===== Raw data
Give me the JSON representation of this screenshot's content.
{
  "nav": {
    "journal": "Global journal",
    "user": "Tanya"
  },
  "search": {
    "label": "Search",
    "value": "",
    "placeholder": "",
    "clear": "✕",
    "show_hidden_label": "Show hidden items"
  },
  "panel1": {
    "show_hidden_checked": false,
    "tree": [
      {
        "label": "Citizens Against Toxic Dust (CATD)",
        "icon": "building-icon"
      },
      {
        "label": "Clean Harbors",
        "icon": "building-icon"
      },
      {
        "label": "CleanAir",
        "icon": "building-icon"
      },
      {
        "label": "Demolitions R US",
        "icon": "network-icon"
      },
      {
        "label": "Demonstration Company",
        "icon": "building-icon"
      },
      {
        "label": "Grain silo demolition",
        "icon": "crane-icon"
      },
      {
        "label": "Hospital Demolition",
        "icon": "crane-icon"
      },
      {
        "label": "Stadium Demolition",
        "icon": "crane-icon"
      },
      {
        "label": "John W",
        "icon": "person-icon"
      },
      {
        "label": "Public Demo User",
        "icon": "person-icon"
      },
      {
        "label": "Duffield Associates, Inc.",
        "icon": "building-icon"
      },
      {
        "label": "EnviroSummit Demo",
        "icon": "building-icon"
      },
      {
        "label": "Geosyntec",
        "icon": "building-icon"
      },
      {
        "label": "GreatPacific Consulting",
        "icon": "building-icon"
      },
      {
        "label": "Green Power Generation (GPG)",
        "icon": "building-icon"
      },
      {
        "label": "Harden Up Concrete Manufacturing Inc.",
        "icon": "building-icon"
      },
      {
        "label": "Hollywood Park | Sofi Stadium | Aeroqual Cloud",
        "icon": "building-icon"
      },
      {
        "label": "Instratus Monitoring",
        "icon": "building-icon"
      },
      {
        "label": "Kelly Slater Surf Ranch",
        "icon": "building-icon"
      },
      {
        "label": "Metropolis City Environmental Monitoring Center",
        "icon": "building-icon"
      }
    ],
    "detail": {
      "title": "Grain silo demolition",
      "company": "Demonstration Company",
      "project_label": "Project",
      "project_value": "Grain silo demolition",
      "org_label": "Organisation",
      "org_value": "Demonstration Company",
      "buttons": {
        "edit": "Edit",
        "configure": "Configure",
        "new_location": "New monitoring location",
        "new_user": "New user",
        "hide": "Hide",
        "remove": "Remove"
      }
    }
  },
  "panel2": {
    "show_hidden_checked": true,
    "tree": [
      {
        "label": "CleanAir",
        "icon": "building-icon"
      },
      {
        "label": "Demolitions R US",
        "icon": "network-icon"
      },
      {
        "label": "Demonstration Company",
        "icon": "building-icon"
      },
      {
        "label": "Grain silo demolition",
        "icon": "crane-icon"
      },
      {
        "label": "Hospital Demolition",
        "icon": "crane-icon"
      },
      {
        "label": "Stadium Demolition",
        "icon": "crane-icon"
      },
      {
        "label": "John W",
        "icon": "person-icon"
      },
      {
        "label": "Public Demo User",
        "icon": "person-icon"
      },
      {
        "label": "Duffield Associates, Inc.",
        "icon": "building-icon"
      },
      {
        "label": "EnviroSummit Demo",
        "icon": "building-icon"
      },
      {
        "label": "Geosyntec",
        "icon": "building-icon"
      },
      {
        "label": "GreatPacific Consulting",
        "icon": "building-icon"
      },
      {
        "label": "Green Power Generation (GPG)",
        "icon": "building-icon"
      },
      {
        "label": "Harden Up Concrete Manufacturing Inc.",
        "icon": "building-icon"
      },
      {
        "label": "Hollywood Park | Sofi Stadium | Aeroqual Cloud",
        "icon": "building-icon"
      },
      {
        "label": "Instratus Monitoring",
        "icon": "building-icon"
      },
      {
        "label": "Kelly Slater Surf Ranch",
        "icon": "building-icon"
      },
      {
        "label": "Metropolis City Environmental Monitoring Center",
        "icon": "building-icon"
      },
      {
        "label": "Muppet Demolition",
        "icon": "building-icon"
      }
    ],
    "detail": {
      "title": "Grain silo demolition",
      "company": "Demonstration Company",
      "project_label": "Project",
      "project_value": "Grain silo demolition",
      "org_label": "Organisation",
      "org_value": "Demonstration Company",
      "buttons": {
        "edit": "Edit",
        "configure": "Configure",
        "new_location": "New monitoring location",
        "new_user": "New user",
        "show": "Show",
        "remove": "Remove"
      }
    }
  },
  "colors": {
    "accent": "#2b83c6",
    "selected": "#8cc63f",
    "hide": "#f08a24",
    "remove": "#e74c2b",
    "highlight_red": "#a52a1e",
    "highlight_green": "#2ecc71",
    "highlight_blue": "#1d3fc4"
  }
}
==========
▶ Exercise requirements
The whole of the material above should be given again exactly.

▶ Task solution
Give me the JSON representation of this screenshot's content.
{
  "nav": {
    "journal": "Global journal",
    "user": "Tanya"
  },
  "search": {
    "label": "Search",
    "value": "",
    "placeholder": "",
    "clear": "✕",
    "show_hidden_label": "Show hidden items"
  },
  "panel1": {
    "show_hidden_checked": false,
    "tree": [
      {
        "label": "Citizens Against Toxic Dust (CATD)",
        "icon": "building-icon"
      },
      {
        "label": "Clean Harbors",
        "icon": "building-icon"
      },
      {
        "label": "CleanAir",
        "icon": "building-icon"
      },
      {
        "label": "Demolitions R US",
        "icon": "network-icon"
      },
      {
        "label": "Demonstration Company",
        "icon": "building-icon"
      },
      {
        "label": "Grain silo demolition",
        "icon": "crane-icon"
      },
      {
        "label": "Hospital Demolition",
        "icon": "crane-icon"
      },
      {
        "label": "Stadium Demolition",
        "icon": "crane-icon"
      },
      {
        "label": "John W",
        "icon": "person-icon"
      },
      {
        "label": "Public Demo User",
        "icon": "person-icon"
      },
      {
        "label": "Duffield Associates, Inc.",
        "icon": "building-icon"
      },
      {
        "label": "EnviroSummit Demo",
        "icon": "building-icon"
      },
      {
        "label": "Geosyntec",
        "icon": "building-icon"
      },
      {
        "label": "GreatPacific Consulting",
        "icon": "building-icon"
      },
      {
        "label": "Green Power Generation (GPG)",
        "icon": "building-icon"
      },
      {
        "label": "Harden Up Concrete Manufacturing Inc.",
        "icon": "building-icon"
      },
      {
        "label": "Hollywood Park | Sofi Stadium | Aeroqual Cloud",
        "icon": "building-icon"
      },
      {
        "label": "Instratus Monitoring",
        "icon": "building-icon"
      },
      {
        "label": "Kelly Slater Surf Ranch",
        "icon": "building-icon"
      },
      {
        "label": "Metropolis City Environmental Monitoring Center",
        "icon": "building-icon"
      }
    ],
    "detail": {
      "title": "Grain silo demolition",
      "company": "Demonstration Company",
      "project_label": "Project",
      "project_value": "Grain silo demolition",
      "org_label": "Organisation",
      "org_value": "Demonstration Company",
      "buttons": {
        "edit": "Edit",
        "configure": "Configure",
        "new_location": "New monitoring location",
        "new_user": "New user",
        "hide": "Hide",
        "remove": "Remove"
      }
    }
  },
  "panel2": {
    "show_hidden_checked": true,
    "tree": [
      {
        "label": "CleanAir",
        "icon": "building-icon"
      },
      {
        "label": "Demolitions R US",
        "icon": "network-icon"
      },
      {
        "label": "Demonstration Company",
        "icon": "building-icon"
      },
      {
        "label": "Grain silo demolition",
        "icon": "crane-icon"
      },
      {
        "label": "Hospital Demolition",
        "icon": "crane-icon"
      },
      {
        "label": "Stadium Demolition",
        "icon": "crane-icon"
      },
      {
        "label": "John W",
        "icon": "person-icon"
      },
      {
        "label": "Public Demo User",
        "icon": "person-icon"
      },
      {
        "label": "Duffield Associates, Inc.",
        "icon": "building-icon"
      },
      {
        "label": "EnviroSummit Demo",
        "icon": "building-icon"
      },
      {
        "label": "Geosyntec",
        "icon": "building-icon"
      },
      {
        "label": "GreatPacific Consulting",
        "icon": "building-icon"
      },
      {
        "label": "Green Power Generation (GPG)",
        "icon": "building-icon"
      },
      {
        "label": "Harden Up Concrete Manufacturing Inc.",
        "icon": "building-icon"
      },
      {
        "label": "Hollywood Park | Sofi Stadium | Aeroqual Cloud",
        "icon": "building-icon"
      },
      {
        "label": "Instratus Monitoring",
        "icon": "building-icon"
      },
      {
        "label": "Kelly Slater Surf Ranch",
        "icon": "building-icon"
      },
      {
        "label": "Metropolis City Environmental Monitoring Center",
        "icon": "building-icon"
      },
      {
        "label": "Muppet Demolition",
        "icon": "building-icon"
      }
    ],
    "detail": {
      "title": "Grain silo demolition",
      "company": "Demonstration Company",
      "project_label": "Project",
      "project_value": "Grain silo demolition",
      "org_label": "Organisation",
      "org_value": "Demonstration Company",
      "buttons": {
        "edit": "Edit",
        "configure": "Configure",
        "new_location": "New monitoring location",
        "new_user": "New user",
        "show": "Show",
        "remove": "Remove"
      }
    }
  },
  "colors": {
    "accent": "#2b83c6",
    "selected": "#8cc63f",
    "hide": "#f08a24",
    "remove": "#e74c2b",
    "highlight_red": "#a52a1e",
    "highlight_green": "#2ecc71",
    "highlight_blue": "#1d3fc4"
  }
}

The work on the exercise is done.